In celebration of Concordia's 130th aniversary of service to others, we're periodically posting excerpts from our history book. Additionally, each issue of our "Faith in Caring" magazine features a page on Concordia's history, as told by those who were part of it.
In case you haven't seen any of our "Humble Beginnings" posts before, Concordia started as an orphanage in 1881. The excerpt below is about Concordia's first building project. Enjoy!
With the administrative side in place, the first order of business was to construct a new building to house the children (Mrs. Oertel would continue to live in the original homestead). Pastor Brand presented plans for a new building, one of which was modified and adopted. Pastors Brand and Walz, along with Mr. Myers and a Mr. J. F. Brueggemann, were appointed to the Home's first Building Committee. They eventually awarded the building contract to Mr. John Doerr, who finished the building on July 15, 1883, less than seven months later, for $3,970. Members of St. Luke gave him a willing hand by carting the building materials and excavating the cellar without charge.
And so, on July 23, 1883, the Home was dedicated and welcomed its first children the very next day. Interestingly enough, the first to be admitted were two sisters, Wilhelmina, age 8, and Anna, age 5, Jahnke, whom Mrs. Oertel had taken in a year and a half before the Home was built.

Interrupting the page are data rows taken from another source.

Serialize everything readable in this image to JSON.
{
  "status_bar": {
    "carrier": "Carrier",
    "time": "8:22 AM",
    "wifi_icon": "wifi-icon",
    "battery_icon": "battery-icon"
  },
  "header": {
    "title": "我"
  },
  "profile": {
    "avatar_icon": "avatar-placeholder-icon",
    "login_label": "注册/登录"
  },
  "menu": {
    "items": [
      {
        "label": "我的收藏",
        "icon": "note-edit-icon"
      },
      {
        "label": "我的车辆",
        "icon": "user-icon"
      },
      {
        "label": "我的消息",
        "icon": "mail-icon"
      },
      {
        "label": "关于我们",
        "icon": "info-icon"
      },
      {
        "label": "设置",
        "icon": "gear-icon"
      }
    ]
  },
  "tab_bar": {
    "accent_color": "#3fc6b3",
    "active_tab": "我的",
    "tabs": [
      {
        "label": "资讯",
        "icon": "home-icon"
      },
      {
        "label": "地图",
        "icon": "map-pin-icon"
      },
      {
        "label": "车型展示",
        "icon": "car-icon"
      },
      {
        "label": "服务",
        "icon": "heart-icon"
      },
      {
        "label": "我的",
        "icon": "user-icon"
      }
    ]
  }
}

It would seem that Mrs. Oertel, knowing that the Home would follow eventually, had started providing for orphans as early as 1881.
As soon as the building was completed, the trustees turned their attention to providing a school for the children. Initially, classes were held in a small room for the five children who entered the Home on July 29, 1883, then on the second floor of another building that had been erected in 1884. A more permanent schoolhouse was completed in June 1885 and Mr. Henry W. Lensner was engaged as the first teacher.
By the end of 1884, there were almost 50 children in the Home, stretching its capacity to the extreme. Five years later, a second building was constructed in 1889. It was a two-story, T-shaped building where the entire first floor served as a dining room and kitchen, and the second story divided into a storeroom and bedrooms for boys only. The original building was made into the girls' bedrooms. Within a few years, the dining room again became too small, and the building was extended with another two-story addition.
Other early buildings erected on the farm included a laundry, the bakery, the workshops and the shed, which were in addition to the original Oertel barn. It wasn't long, however, before two more wings would be added to the main building to accommodate all the children.
Concordia Lutheran Ministries is a CARF-CCAC accredited Aging Services Network and recipient of the inaugural Pennsylvania Department of Aging Excellence in Quality Care Award. As one of the largest, most financially secure senior care providers in the country, the organization serves over 20,000 people in the western PA region annually through home care and eight inpatient locations. Concordia offers a lifetime continuum of care that includes adult day services, home care, hospice, medical and rehabilitation services, memory support, personal care, respite care, retirement living, skilled nursing, and medical equipment capabilities. For more information on any of the services or locations, visit us at our website, call our administrative headquarters at 724.352.1571 or e-mail us here.